Races Running

On Your Mark

I’ve never doubted the caliber of my friends, but in case I needed some sort of reaffirmation, the outflowing of support following my Thursday night blog post undoubtedly sealed the proverbial deal.

“Just reading your blog,” one texted me later that night. “Haven’t gotten to the end (is there a happy ending?) but I am very worried about your head. Darling, are you ok? Anything I can do?

I’ve been thinking about you all week  –  sending positive thoughts your way,” e-mailed another. “I hope you are feeling better, or maybe took the day off work to rest. Wishing you lots of good luck and energy.”

The thought of you not racing Sunday breaks my furry heart,” said a third. “On a side note, do you think your constant anthropomorphism of me is borderline unhealthy? No? Ok then. As you were.

photo 2 (27)
“Am I a man, or am I muppet?”

From my grandmother to my godmother to three best friends and – separately – their wonderful mothers, friends and family coast to coast have been checking in continuously on my status these last few days, and it’s left me feeling all warm and fuzzy and loved inside.
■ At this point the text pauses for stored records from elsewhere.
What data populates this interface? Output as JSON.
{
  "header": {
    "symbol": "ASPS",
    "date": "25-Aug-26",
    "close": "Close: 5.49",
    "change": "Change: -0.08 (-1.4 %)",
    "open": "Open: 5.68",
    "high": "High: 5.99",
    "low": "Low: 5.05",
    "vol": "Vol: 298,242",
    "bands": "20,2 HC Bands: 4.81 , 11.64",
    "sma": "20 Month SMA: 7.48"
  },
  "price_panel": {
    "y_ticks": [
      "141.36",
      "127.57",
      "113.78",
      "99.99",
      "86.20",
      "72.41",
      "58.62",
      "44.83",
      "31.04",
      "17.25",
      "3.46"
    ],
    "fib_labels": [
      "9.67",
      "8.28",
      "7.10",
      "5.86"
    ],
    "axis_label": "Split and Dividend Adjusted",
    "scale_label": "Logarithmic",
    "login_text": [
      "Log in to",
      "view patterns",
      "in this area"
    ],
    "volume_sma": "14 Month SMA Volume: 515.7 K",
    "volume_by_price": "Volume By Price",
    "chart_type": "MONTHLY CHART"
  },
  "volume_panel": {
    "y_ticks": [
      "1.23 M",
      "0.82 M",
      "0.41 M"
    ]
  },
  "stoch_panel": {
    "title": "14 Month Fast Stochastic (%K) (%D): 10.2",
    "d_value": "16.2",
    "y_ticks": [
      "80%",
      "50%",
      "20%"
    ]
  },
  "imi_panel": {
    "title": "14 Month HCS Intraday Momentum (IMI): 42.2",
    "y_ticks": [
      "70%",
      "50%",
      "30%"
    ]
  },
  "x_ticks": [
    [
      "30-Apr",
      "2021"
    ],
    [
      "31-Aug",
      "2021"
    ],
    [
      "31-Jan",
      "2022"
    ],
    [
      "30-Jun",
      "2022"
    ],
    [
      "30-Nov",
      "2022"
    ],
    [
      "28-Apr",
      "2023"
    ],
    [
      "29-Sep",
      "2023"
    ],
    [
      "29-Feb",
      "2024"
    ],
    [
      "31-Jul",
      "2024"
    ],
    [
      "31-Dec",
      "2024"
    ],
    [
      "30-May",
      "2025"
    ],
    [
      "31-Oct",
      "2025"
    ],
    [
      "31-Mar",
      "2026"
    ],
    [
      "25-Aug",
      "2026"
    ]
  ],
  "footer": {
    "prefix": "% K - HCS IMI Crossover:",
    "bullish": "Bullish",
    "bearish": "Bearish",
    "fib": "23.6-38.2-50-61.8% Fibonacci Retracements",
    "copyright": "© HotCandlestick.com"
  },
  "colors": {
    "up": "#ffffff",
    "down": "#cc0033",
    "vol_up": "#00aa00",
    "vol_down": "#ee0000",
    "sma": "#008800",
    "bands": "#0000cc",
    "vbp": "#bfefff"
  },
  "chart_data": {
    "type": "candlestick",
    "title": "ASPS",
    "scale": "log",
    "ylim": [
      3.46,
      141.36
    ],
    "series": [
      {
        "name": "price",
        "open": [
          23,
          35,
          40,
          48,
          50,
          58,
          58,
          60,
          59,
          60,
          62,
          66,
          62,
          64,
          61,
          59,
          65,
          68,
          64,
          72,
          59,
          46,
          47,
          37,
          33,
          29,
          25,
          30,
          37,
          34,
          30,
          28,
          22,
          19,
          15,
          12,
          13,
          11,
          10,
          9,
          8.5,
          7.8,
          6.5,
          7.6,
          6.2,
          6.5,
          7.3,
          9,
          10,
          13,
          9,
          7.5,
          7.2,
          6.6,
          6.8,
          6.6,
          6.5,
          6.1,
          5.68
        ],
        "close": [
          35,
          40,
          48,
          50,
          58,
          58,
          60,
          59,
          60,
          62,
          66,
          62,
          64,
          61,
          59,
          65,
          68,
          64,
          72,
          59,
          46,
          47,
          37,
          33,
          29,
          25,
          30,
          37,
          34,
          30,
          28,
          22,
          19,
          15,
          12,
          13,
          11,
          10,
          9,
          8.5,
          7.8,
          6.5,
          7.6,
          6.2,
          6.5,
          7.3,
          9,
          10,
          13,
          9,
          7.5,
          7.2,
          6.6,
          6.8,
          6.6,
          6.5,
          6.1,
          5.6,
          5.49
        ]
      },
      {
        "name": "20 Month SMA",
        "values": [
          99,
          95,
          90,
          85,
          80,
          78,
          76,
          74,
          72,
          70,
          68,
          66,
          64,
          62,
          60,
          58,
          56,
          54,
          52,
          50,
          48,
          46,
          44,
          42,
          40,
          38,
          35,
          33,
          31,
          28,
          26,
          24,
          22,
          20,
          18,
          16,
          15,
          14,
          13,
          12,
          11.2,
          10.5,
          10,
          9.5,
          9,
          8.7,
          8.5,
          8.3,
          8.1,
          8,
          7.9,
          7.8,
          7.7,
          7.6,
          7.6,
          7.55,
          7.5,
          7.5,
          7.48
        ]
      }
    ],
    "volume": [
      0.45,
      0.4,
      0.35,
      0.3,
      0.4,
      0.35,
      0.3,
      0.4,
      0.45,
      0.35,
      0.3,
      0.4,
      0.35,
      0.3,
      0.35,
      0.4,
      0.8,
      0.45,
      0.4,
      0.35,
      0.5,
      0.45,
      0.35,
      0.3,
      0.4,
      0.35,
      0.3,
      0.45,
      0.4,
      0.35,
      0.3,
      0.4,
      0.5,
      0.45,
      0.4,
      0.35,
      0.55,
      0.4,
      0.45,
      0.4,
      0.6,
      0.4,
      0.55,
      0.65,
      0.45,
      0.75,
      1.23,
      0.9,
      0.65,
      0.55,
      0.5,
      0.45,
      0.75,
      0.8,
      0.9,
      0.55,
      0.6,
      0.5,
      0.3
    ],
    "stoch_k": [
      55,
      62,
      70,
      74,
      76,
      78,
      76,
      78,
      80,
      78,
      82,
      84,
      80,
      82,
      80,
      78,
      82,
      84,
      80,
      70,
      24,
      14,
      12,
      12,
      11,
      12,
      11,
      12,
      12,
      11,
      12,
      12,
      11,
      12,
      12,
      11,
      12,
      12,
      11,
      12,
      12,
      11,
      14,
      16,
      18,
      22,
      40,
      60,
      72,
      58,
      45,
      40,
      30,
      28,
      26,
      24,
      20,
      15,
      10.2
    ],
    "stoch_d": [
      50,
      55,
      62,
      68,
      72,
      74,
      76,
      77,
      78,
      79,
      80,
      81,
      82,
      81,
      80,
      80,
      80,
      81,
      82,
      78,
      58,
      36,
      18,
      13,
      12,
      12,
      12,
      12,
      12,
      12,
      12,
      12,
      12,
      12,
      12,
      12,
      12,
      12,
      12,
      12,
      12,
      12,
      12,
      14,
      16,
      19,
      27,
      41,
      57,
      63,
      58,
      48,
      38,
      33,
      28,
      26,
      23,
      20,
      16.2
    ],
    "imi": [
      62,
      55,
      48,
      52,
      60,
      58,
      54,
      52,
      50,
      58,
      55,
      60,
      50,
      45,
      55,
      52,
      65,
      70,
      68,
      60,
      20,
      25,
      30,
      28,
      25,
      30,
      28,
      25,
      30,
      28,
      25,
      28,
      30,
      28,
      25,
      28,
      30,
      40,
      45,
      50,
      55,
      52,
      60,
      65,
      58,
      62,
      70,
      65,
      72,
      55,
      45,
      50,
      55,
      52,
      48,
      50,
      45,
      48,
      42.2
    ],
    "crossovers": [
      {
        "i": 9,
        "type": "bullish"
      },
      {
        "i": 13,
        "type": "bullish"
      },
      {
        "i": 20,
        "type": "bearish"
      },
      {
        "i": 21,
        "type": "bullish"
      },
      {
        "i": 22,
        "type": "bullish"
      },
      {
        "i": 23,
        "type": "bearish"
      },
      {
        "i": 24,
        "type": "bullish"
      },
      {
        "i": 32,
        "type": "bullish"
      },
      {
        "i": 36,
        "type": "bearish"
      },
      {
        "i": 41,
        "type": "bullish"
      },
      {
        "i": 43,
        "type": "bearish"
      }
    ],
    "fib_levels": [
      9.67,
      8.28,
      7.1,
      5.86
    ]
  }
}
But that’s not all I’m feeling. In addition to feeling cared for and supported, I also woke up this morning feeling something else.


For the past 48 hours, I’ve been gorging on carbs, sleep and vitamin C, and I woke up this morning after 10 glorious hours with a renewed bounce in my step. It could just be excitement that my parents are en route to the city or the knowledge that I’m allowed to start wearing all my obnoxious marathon finisher gear in 27 short hours, but I really, truly feel like I’m on the mend.

I intend to become a Never-Nude in these awesome shorts.
I intend to become a Never-Nude in these awesome shorts.

And you know what that means. Tomorrow, we race!

I may not be as fast or as healthy as I want to be, but I’m going to be brushing elbows with the elites, honoring Boston and competing in one of the greatest marathons of all time in the city I love, and, heck, that sounds like a pretty good time to me regardless of what that clock says.

Of course, PR or no PR, the clock will still play an important role for me tomorrow, and that’s knowing what time I can expect to see my personal spectators along the course. New York Road Runners recommends downloading the free 2013 ING New York City Marathon Mobile App and tracking me that way (Bib No. 21-701), but I’ve also put together this little cheat sheet to help you out. The three columns represent my estimated time at each mile marker if I ran my goal pace (left), my medium pace (middle) or my likely pace (right). May I recommend downloading it, making a paper airplane and throwing it at me as I hobble past?


So there we have it. Thanks for all your warm wishes and support, and next time you hear from me, I expect to be a two-time marathon finisher! I also expect to be eating a cheeseburger. I don’t know which excites me more.

Good luck to all the other runners out there! How are managing these final hours?